While awaiting the arrival of about 80 Kennedy organizers who had slogged their way from Iowa to Maine and are now heading for New Hampshire, Dudley Dudley, one of the originators of last summer's draft-Kennedy movement, said she had received word from Kennedy national headquarters that the financial picture has improved enough that "they are committed to spending everything they need to spend in New Hampshire, including a very significant media buy and direct mail program."

Woodward and other Carter aides conceded that in New Hampshire, as in Maine, Kennedy will be able to import far more volunteer canvassers -- mainly, college students -- than will Carter probably will have more professional organizers as well.

"We want to avoid giving him [Kennedy] any cheap victories," Jody Powell said, "but we're not going to shortchange our efforts down the road to match him man-for-man in New Hampshire."

Powell suggested that organizers may be less important in a primary election than in a caucus state. But the Kennedy campaign's Kanin noted that the Democratic vote is easier to target in New Hampshire because it is concentrated in cities on the southern edge of the state rather than being dispersed through small towns and rural areas as it is in Maine. Kanin said that suggests the effectivenes of footcanvassers, where Kennedy apparently will have the edge.

Similarly, both Symons and Dudley suggested that Kennedy's demand that Carter leave the White House and come out to campaign may be more persuasive in New Hampshire, where voters are accustomed to personal wooing by presidential candidates, than it was in Maine, where there is no tradition of such appearances.

But Kennedy strategists conceded that the possibility of another turn in the international wheel of fortune -- particularly the release of the hostages -- could override all these factors in a burst of national celebration for Carter's diplomacy.

Meantime, the Carter forces emphasized today their preparations for a long struggle with Kennedy. Powell told reporters in Augusta that the campaign now has headquarters and staff in 29 states, the District of Columbia and Puerto Rico, with 20 offices open in Illinois, where the March 18 primary could be a critical test between Carter and a revived Kennedy.

"We're going to run a campaign and try to win every place we can and be sure we get more delegates [at the national convention] in New York City than anyone else," Powell said.
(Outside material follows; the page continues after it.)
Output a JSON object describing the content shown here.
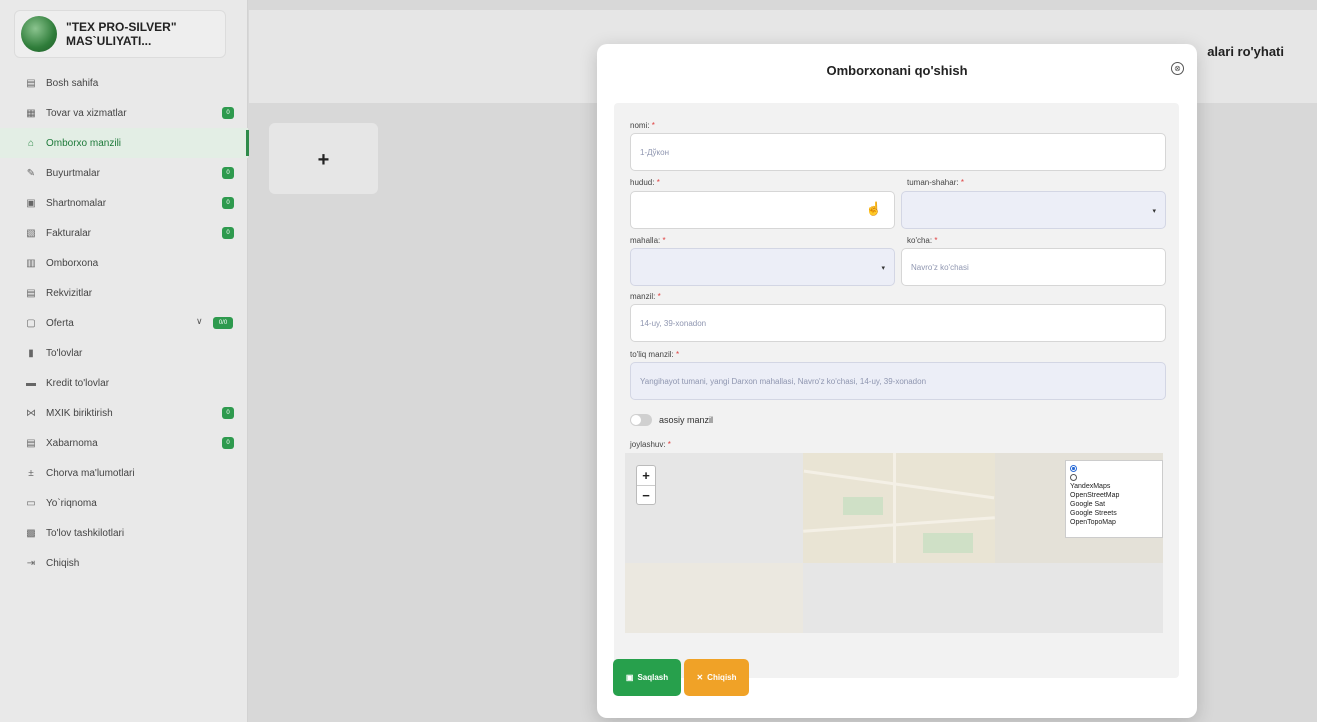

But this week, unlike the days following Iowa, the Kennedy campaign is also planning ahead, with the announcement that Paul Tully, Kennedy's Iowa coordinator, is going to Illinois to aid the senator's lagging effort in that state.